USA Interactive chairman Barry Diller said Thursday that his company’s stake in Vivendi Universal Entertainment is the “only one lingering piece of the puzzle that needs final resolution” as USAI fires on all cylinders.
The stock surged more than 9% to $32.68 after USAI posted sharply narrowed losses and strong growth across the board in the first quarter.
USAI also has more than $4 billion in cash in its coffers.
Diller resigned as CEO of VUE in March, citing conflict of interest. He said he plans to cash in USAI’s preferred VUE shares, representing about 5.4% of the company, over the next six to 12 months. He’ll turn the stake into some more liquid currency or exchange it for “something else of substantially greater value.” His comments keep the door open for Diller to sell, or to join forces on a bid for VUE to create a new entertainment entity around VUE assets.
Viv U chairman Jean-Rene Fourtou formally put the VUE assets up for sale this week with bids expected by late May to early June.
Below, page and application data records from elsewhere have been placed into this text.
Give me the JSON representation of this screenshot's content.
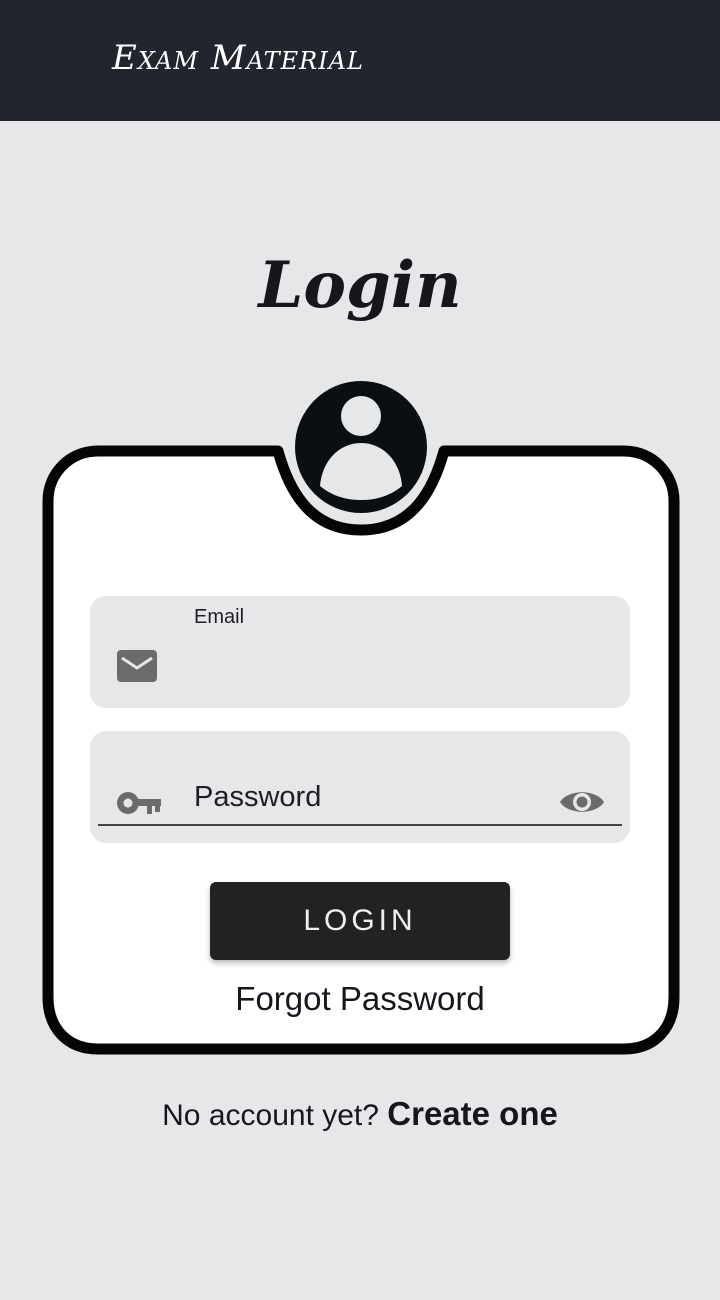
{
  "app_bar": {
    "title": "Exam Material"
  },
  "page": {
    "title": "Login"
  },
  "form": {
    "email": {
      "label": "Email",
      "value": "",
      "icon": "mail-icon"
    },
    "password": {
      "placeholder": "Password",
      "icon": "key-icon",
      "toggle_icon": "eye-icon"
    },
    "login_button": "LOGIN",
    "forgot_link": "Forgot Password"
  },
  "footer": {
    "prompt": "No account yet?",
    "create_link": "Create one"
  },
  "colors": {
    "app_bar": "#22252e",
    "background": "#e6e7e9",
    "button": "#222223",
    "icon": "#6b6b6b"
  }
}
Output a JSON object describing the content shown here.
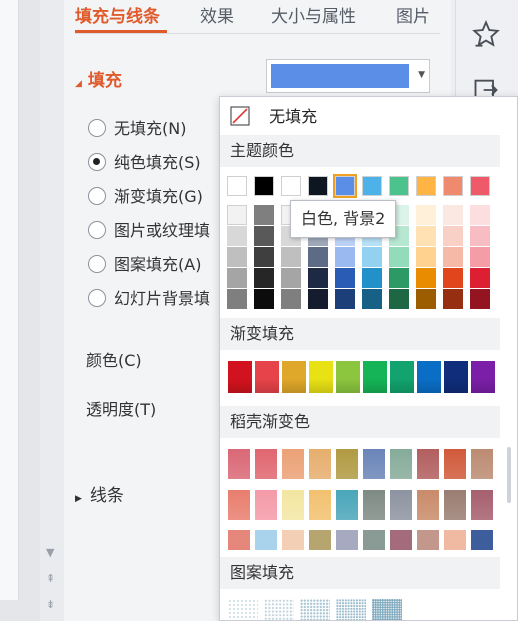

VUE houses Universal Studios, Universal Music, the USA and Sci-Fi cable networks, theme parks and games.
Viv U would owe Diller a hefty tax payment if it sold VUE in pieces, which is why the French conglom is now only entertaining offers for all of VUE. USAI and Vivendi are also embroiled in a separate $600 million tax dispute. Vivendi “will be paying the taxes that are appropriate in the very near term,” Diller said.
“Our primary motivation is to turn a relatively ‘passive’ asset on our books into the equivalent of cash, which we can then use either to acquire new businesses, invest in our current ones” or buy back stock, Diller said in a letter to shareholders posted Thursday and during a conference call with analysts to discuss USAI’s stellar quarterly results.
“We are the only company that is looking at interactivity across the whole spectrum,” Diller said of USAI’s varied assets, which include Expedia, Hotels.com, Match.com, CitySearch, Ticketmaster and Home Shopping Network.
Net losses narrowed to $112 million from $439 million. A figure USA called “adjusted” net income, which includes mergers and excludes one-time items, rose 156% to $110 million. Revenue grew 38% to $1.4 billion.
This was the first time USA consolidated the results of all its major units, after buying in Ticketmaster and announcing plans to do the same with Expedia and Hotels.com. The moves simplify the company’s corporate structure, although it made for a complex maze of numbers in the earnings report.
Net losses included a $245 million charge representing USAI’s share of a giant $4.5 billion writedown that was announced by Vivendi for calendar 2002 to account for a decline in the value of its assets — including VUE. USA said it does not believe the writedown affects the value of USA’s preferred interests in VUE, which, under the terms of the agreement between USAI and Viv U, “do not vary based on the value of VUE’s businesses.”
Diller wrote that on May 7, the day USAI sold its entertainment assets to Vivendi, “We went from a media entertainment company with e-commerce interests to an interactive transaction company. From that moment, we were a company transformed.”
The mogul has taken pains to convince USAI shareholders that he’s not interested in pursuing other acquisitions in entertainment besides finding the most lucrative settlement for the VUE stake.